REQUIREMENT: Copy the data below in full, exactly as it appears.
-- MATERIAL SUPPLIED follows --
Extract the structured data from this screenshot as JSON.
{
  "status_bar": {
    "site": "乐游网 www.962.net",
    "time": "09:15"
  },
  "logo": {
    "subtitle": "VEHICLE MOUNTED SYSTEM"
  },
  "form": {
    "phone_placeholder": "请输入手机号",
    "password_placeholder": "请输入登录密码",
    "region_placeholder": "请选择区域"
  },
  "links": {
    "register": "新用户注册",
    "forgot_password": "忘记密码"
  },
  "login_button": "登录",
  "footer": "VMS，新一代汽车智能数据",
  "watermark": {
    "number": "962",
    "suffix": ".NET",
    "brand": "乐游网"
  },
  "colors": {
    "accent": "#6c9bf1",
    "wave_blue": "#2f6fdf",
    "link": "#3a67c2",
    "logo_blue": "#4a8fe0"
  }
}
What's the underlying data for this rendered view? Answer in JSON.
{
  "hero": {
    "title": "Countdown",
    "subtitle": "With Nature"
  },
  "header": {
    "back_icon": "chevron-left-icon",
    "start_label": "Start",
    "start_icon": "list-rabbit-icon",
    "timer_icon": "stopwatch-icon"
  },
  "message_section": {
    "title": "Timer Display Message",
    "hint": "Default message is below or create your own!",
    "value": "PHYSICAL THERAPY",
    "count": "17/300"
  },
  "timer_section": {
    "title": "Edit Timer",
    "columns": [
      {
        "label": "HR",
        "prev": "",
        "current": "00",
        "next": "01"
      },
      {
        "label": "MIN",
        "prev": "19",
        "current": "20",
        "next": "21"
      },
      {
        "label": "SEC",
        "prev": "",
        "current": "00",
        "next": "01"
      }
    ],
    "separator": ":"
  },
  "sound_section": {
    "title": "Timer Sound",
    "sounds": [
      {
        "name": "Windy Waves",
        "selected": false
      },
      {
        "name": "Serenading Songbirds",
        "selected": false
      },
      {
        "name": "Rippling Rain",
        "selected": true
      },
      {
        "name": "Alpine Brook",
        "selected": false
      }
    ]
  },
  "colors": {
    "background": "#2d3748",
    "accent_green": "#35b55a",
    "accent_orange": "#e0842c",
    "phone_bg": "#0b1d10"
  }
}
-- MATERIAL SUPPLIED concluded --
THE COMPLETED TASK:
Extract the structured data from this screenshot as JSON.
{
  "status_bar": {
    "site": "乐游网 www.962.net",
    "time": "09:15"
  },
  "logo": {
    "subtitle": "VEHICLE MOUNTED SYSTEM"
  },
  "form": {
    "phone_placeholder": "请输入手机号",
    "password_placeholder": "请输入登录密码",
    "region_placeholder": "请选择区域"
  },
  "links": {
    "register": "新用户注册",
    "forgot_password": "忘记密码"
  },
  "login_button": "登录",
  "footer": "VMS，新一代汽车智能数据",
  "watermark": {
    "number": "962",
    "suffix": ".NET",
    "brand": "乐游网"
  },
  "colors": {
    "accent": "#6c9bf1",
    "wave_blue": "#2f6fdf",
    "link": "#3a67c2",
    "logo_blue": "#4a8fe0"
  }
}
What's the underlying data for this rendered view? Answer in JSON.
{
  "hero": {
    "title": "Countdown",
    "subtitle": "With Nature"
  },
  "header": {
    "back_icon": "chevron-left-icon",
    "start_label": "Start",
    "start_icon": "list-rabbit-icon",
    "timer_icon": "stopwatch-icon"
  },
  "message_section": {
    "title": "Timer Display Message",
    "hint": "Default message is below or create your own!",
    "value": "PHYSICAL THERAPY",
    "count": "17/300"
  },
  "timer_section": {
    "title": "Edit Timer",
    "columns": [
      {
        "label": "HR",
        "prev": "",
        "current": "00",
        "next": "01"
      },
      {
        "label": "MIN",
        "prev": "19",
        "current": "20",
        "next": "21"
      },
      {
        "label": "SEC",
        "prev": "",
        "current": "00",
        "next": "01"
      }
    ],
    "separator": ":"
  },
  "sound_section": {
    "title": "Timer Sound",
    "sounds": [
      {
        "name": "Windy Waves",
        "selected": false
      },
      {
        "name": "Serenading Songbirds",
        "selected": false
      },
      {
        "name": "Rippling Rain",
        "selected": true
      },
      {
        "name": "Alpine Brook",
        "selected": false
      }
    ]
  },
  "colors": {
    "background": "#2d3748",
    "accent_green": "#35b55a",
    "accent_orange": "#e0842c",
    "phone_bg": "#0b1d10"
  }
}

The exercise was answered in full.